Cell Phones, Tardies, and Time
School is generally regarded as preparation for college, career, and life. Academic classes provide the foundation and framework in the 3 R’s (Reading, [w]Riting, and [a]rithmetic); career and technology classes provide training and awareness of career options; and the overall school experience permits students the chance to live, work, and thrive in a school community.
This year, the administration of Clinton High School decided to curb certain behaviors they viewed as impeding learning, namely restricting cell phone use, getting visibly tough on absences and tardies, and feverishly protecting classroom instructional time.
Some in the community may ask why such actions were taken? First, the above actions are either in board policy or in the student handbook (and have been for years). A deeper probe into the reasoning for these actions derives from concerns in adolescent research or employer comments.
First, Clinton High School does not ban cell phone use.
Cell phones can be kept on the student and used before and after school and during lunch; they cannot be seen or used in classes. This plan is not a total ban but merely a reaffirmation of existing district policy.
Many studies indicate cell phones have benefits when used properly; however, unrestrained use leads to dependency … even like that of a chemical dependency (e.g., heroin). Impulsivity, anxiety, and depression have been seen in students who have been kept from their cell phones.
A 2017 study in The New York Times revealed stunning consequences from being “plugged in” 24/7. Nancy Colier, author of the book The Power of Off, and referenced in the New York Times article noted:
“Most people now check their smartphones 150 times per day, or every six minutes,” Ms. Colier wrote. “And young adults are now sending an average of 110 texts per day.” Furthermore, she added, “46 percent of smartphone users now say that their devices are something they ‘couldn’t live without’.”
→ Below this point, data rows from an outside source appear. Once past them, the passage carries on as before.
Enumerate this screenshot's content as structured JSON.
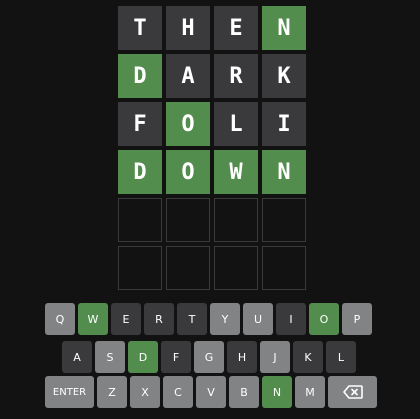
{
  "board": {
    "rows": [
      [
        {
          "letter": "T",
          "state": "absent"
        },
        {
          "letter": "H",
          "state": "absent"
        },
        {
          "letter": "E",
          "state": "absent"
        },
        {
          "letter": "N",
          "state": "correct"
        }
      ],
      [
        {
          "letter": "D",
          "state": "correct"
        },
        {
          "letter": "A",
          "state": "absent"
        },
        {
          "letter": "R",
          "state": "absent"
        },
        {
          "letter": "K",
          "state": "absent"
        }
      ],
      [
        {
          "letter": "F",
          "state": "absent"
        },
        {
          "letter": "O",
          "state": "correct"
        },
        {
          "letter": "L",
          "state": "absent"
        },
        {
          "letter": "I",
          "state": "absent"
        }
      ],
      [
        {
          "letter": "D",
          "state": "correct"
        },
        {
          "letter": "O",
          "state": "correct"
        },
        {
          "letter": "W",
          "state": "correct"
        },
        {
          "letter": "N",
          "state": "correct"
        }
      ],
      [
        {
          "letter": "",
          "state": "empty"
        },
        {
          "letter": "",
          "state": "empty"
        },
        {
          "letter": "",
          "state": "empty"
        },
        {
          "letter": "",
          "state": "empty"
        }
      ],
      [
        {
          "letter": "",
          "state": "empty"
        },
        {
          "letter": "",
          "state": "empty"
        },
        {
          "letter": "",
          "state": "empty"
        },
        {
          "letter": "",
          "state": "empty"
        }
      ]
    ]
  },
  "keyboard": {
    "rows": [
      [
        {
          "label": "Q",
          "state": "unused"
        },
        {
          "label": "W",
          "state": "correct"
        },
        {
          "label": "E",
          "state": "absent"
        },
        {
          "label": "R",
          "state": "absent"
        },
        {
          "label": "T",
          "state": "absent"
        },
        {
          "label": "Y",
          "state": "unused"
        },
        {
          "label": "U",
          "state": "unused"
        },
        {
          "label": "I",
          "state": "absent"
        },
        {
          "label": "O",
          "state": "correct"
        },
        {
          "label": "P",
          "state": "unused"
        }
      ],
      [
        {
          "label": "A",
          "state": "absent"
        },
        {
          "label": "S",
          "state": "unused"
        },
        {
          "label": "D",
          "state": "correct"
        },
        {
          "label": "F",
          "state": "absent"
        },
        {
          "label": "G",
          "state": "unused"
        },
        {
          "label": "H",
          "state": "absent"
        },
        {
          "label": "J",
          "state": "unused"
        },
        {
          "label": "K",
          "state": "absent"
        },
        {
          "label": "L",
          "state": "absent"
        }
      ],
      [
        {
          "label": "ENTER",
          "state": "unused",
          "kind": "enter"
        },
        {
          "label": "Z",
          "state": "unused"
        },
        {
          "label": "X",
          "state": "unused"
        },
        {
          "label": "C",
          "state": "unused"
        },
        {
          "label": "V",
          "state": "unused"
        },
        {
          "label": "B",
          "state": "unused"
        },
        {
          "label": "N",
          "state": "correct"
        },
        {
          "label": "M",
          "state": "unused"
        },
        {
          "label": "",
          "state": "unused",
          "kind": "backspace",
          "icon": "backspace-icon"
        }
      ]
    ]
  },
  "colors": {
    "background": "#121213",
    "correct": "#538d4e",
    "absent": "#3a3a3c",
    "unused_key": "#818384",
    "text": "#ffffff"
  }
}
The New York Times author, Jane Brody, also included further concerns in her article, “Hooked on Our Smartphones” (January 9, 2017):
In “The World Unplugged Project,” investigators at the University of Maryland reported that “a clear majority” of students in the 10 countries studied experienced distress when they tried to go without their devices for 24 hours. One in three people admitted they’d rather give up sex than their smartphones.
I fear we are turning into digital robots.
Will future generations know how to converse with one another face to face? Will they notice the birds, trees, sunrise and the people with whom they share the planet?
Instead of visiting art galleries, attending concerts or walking on picturesque wooded paths, one woman I know who came to Woodstock, N.Y., last summer spent the weekend on her iPad communing with her many “friends” on Facebook. All I could think was “What a waste!”
Why, you may ask, is it so important to limit our digital lives? “Without open spaces and downtime, the nervous system never shuts down — it’s in constant fight-or-flight mode,” Ms. Colier said in an interview. “We’re wired and tired all the time. Even computers reboot, but we’re not doing it.”
She continued, “It’s connections to other human beings — real-life connections, not digital ones — that nourish us and make us feel like we count. Our presence, our full attention is the most important thing we can give each other. Digital communications don’t result in deeper connections, in feeling loved and supported.”
An additional tweak to current handbook procedures is the strong enforcement of the no tardy rule. Meetings with local and state business leaders reveal one of the biggest causes for termination is “poor work habits,” and among those unsavory characteristics is tardy or absent to work. “Students just don’t understand time and consequences for not showing up to (or being late to) work,” one business leader noted.
The district is also actively pursuing and taking a tough stance against unexcused absences. Granted, legitimate sickness or injury are most often excused with medical notes and parents continue to have a limited number of excuses they may write on occasion.
In conclusion, the above efforts are in no way meant to be punitive; instead, the intent and reasoning are educational. Quite simply, students can’t learn as well as they should if they are distracted or otherwise engaged (i.e., cell phones) and students won’t learn as they should if they are tardy or have excessive, unexcused absences.
Dr. Brothers reminds students daily, “The tassel is worth the hassle.” And it is … good study and work habits are best learned young. It may be a temporary hassle, but the payoff is worth it. Very much worth it!
(Dr. David O’Shields is District 56 Superintendent.)